Task to carry out - State the count of lines in this material that hold the string "likes" and add nothing.

═════ Source data ═════

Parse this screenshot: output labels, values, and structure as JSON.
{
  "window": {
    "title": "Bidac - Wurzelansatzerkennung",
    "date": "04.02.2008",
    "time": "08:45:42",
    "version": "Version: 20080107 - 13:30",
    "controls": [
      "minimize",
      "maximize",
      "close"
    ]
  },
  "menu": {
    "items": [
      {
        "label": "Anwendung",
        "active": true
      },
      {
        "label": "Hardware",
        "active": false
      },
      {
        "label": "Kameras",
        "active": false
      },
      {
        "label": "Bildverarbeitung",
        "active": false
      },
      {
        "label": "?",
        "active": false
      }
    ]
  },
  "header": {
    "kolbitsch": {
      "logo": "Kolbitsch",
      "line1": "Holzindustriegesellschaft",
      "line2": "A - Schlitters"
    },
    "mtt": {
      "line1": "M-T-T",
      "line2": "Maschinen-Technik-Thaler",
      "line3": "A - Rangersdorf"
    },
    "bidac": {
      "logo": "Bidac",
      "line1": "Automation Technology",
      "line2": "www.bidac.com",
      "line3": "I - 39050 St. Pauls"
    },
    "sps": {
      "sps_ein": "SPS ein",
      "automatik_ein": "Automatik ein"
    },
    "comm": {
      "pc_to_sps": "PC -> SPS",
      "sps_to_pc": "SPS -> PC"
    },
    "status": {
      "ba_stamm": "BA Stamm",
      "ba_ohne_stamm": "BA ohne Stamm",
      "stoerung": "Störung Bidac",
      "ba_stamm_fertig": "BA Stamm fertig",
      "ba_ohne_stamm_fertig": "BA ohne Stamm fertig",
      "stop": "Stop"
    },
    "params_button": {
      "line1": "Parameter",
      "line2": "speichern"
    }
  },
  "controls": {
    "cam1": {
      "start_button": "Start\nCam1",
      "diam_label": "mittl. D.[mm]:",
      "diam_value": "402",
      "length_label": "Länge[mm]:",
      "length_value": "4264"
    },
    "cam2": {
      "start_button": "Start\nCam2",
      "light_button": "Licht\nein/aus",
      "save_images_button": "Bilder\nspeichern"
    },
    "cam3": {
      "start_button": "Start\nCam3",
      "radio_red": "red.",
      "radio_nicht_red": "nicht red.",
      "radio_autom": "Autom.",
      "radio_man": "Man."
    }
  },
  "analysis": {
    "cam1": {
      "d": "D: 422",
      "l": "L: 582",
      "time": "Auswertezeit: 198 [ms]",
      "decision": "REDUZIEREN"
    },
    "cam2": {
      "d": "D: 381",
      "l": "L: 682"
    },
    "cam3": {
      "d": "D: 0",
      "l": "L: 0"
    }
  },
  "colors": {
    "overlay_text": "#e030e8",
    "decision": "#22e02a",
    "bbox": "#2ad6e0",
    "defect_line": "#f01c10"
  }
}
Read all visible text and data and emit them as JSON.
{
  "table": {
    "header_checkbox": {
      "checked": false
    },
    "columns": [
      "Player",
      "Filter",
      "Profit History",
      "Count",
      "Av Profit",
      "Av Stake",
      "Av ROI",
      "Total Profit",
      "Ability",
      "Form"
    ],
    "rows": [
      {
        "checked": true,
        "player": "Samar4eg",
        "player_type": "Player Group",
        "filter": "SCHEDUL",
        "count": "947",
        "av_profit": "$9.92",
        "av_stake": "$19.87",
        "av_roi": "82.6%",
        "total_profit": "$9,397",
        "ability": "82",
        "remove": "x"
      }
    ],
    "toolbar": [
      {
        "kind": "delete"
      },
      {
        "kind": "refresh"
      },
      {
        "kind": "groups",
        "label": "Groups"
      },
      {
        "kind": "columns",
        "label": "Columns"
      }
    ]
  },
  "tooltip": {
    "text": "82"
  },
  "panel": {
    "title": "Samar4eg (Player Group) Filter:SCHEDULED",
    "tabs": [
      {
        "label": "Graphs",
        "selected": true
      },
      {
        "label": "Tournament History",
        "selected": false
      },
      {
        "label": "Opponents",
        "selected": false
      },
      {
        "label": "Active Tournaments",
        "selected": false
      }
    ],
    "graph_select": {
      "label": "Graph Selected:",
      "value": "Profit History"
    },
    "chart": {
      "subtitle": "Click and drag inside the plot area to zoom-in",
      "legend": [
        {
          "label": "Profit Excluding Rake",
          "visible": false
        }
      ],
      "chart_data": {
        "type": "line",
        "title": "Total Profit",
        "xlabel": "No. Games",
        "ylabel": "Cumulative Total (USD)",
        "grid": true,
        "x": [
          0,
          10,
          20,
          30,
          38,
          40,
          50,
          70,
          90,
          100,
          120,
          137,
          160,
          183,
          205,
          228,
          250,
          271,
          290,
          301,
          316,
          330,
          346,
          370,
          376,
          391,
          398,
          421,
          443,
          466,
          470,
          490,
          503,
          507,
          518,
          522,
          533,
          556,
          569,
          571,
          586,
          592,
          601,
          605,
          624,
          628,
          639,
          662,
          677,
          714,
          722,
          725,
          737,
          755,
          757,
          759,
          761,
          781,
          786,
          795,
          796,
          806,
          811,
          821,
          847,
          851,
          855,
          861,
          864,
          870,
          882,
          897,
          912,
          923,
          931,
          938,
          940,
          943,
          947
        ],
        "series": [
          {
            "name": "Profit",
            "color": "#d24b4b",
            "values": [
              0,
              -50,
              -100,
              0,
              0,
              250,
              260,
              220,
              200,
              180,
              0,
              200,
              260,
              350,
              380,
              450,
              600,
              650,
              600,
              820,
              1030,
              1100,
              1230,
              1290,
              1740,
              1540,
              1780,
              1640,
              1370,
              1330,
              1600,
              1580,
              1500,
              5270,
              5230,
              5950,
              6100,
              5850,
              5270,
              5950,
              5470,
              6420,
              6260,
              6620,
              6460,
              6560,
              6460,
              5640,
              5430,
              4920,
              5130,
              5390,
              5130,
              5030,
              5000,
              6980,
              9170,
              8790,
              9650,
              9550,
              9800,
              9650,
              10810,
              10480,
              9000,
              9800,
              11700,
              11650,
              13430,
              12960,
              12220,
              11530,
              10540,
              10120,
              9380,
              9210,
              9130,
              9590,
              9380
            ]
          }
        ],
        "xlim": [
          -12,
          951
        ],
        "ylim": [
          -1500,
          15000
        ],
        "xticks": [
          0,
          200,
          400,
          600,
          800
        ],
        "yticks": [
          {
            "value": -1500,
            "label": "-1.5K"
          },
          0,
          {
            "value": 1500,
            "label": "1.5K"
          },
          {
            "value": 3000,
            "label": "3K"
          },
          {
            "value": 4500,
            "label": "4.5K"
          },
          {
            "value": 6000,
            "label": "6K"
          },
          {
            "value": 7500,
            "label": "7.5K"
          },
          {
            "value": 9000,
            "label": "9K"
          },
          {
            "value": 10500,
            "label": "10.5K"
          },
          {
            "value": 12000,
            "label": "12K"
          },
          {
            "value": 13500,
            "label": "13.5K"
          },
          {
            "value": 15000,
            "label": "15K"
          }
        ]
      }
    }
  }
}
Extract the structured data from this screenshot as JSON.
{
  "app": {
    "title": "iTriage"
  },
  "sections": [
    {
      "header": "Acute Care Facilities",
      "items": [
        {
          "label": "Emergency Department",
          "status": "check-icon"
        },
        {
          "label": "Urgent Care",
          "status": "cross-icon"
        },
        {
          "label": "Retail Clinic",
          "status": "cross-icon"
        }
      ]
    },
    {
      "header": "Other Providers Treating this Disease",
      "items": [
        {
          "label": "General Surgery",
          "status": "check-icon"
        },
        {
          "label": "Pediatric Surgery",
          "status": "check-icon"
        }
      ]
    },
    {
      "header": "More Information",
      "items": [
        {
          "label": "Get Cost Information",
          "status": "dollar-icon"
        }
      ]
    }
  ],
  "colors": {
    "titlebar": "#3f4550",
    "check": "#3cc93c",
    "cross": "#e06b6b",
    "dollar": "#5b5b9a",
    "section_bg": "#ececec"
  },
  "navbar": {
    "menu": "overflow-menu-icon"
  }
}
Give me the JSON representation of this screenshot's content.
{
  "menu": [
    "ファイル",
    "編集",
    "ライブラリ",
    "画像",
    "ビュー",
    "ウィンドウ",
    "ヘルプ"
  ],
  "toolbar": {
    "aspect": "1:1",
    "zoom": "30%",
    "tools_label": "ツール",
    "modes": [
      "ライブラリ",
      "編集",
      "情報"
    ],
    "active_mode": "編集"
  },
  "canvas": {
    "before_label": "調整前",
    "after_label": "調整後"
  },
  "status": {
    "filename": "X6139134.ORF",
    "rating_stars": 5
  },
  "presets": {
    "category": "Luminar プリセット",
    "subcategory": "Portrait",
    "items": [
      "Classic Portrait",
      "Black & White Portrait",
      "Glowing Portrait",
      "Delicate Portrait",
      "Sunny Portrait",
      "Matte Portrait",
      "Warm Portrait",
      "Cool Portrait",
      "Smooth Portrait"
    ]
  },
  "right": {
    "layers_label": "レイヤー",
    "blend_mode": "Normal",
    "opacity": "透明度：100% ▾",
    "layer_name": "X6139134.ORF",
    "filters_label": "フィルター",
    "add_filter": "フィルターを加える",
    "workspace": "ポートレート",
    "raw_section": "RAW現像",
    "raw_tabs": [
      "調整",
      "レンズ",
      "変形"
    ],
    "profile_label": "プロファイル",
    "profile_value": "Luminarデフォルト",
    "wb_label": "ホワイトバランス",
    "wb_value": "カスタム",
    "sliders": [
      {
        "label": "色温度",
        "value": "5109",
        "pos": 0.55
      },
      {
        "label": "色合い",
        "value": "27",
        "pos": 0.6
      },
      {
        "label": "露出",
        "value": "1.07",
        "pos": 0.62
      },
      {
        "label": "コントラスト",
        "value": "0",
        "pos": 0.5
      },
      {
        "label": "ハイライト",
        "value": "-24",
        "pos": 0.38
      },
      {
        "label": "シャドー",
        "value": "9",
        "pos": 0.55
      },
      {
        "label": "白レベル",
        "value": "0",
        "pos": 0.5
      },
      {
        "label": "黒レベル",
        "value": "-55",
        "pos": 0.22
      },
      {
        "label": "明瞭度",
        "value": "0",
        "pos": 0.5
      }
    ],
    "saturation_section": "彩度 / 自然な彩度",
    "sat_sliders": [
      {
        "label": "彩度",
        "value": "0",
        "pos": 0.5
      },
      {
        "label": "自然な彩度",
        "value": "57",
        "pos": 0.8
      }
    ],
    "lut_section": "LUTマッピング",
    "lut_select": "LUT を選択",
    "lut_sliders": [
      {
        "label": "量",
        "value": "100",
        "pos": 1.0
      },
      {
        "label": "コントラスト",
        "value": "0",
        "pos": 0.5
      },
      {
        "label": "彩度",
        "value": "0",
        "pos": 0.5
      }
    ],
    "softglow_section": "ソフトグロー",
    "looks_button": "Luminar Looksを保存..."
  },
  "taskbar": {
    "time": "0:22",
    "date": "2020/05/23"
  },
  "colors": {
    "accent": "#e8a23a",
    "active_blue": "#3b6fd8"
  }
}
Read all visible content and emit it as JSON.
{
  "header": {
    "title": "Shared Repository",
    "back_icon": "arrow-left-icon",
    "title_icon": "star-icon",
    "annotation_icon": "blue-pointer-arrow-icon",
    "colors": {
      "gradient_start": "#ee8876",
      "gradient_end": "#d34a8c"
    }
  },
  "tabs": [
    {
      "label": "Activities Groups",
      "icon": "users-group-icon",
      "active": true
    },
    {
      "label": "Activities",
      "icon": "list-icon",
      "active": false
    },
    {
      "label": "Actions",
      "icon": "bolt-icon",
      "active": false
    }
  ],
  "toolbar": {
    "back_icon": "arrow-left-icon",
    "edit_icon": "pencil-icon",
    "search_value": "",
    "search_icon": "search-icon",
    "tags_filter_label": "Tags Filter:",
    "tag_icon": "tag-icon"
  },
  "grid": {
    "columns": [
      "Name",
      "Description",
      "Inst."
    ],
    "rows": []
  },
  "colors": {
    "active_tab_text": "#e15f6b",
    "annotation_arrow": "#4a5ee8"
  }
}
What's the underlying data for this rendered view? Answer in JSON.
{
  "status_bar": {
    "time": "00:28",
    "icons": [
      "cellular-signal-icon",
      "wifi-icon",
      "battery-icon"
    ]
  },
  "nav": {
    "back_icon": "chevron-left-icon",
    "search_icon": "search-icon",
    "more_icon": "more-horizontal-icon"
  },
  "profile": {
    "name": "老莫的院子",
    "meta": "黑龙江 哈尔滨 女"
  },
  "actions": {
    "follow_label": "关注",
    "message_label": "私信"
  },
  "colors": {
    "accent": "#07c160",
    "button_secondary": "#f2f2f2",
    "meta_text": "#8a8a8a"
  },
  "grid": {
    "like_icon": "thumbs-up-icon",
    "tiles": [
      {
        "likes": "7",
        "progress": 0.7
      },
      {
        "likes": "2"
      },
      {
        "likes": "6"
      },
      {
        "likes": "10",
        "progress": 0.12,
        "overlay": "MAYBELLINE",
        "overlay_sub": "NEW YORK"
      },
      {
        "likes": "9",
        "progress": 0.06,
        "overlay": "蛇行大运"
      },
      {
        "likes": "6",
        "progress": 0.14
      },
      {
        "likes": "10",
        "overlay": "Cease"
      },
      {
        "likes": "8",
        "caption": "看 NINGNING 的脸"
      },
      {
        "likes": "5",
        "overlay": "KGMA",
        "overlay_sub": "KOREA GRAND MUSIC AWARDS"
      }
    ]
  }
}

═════

Output - 9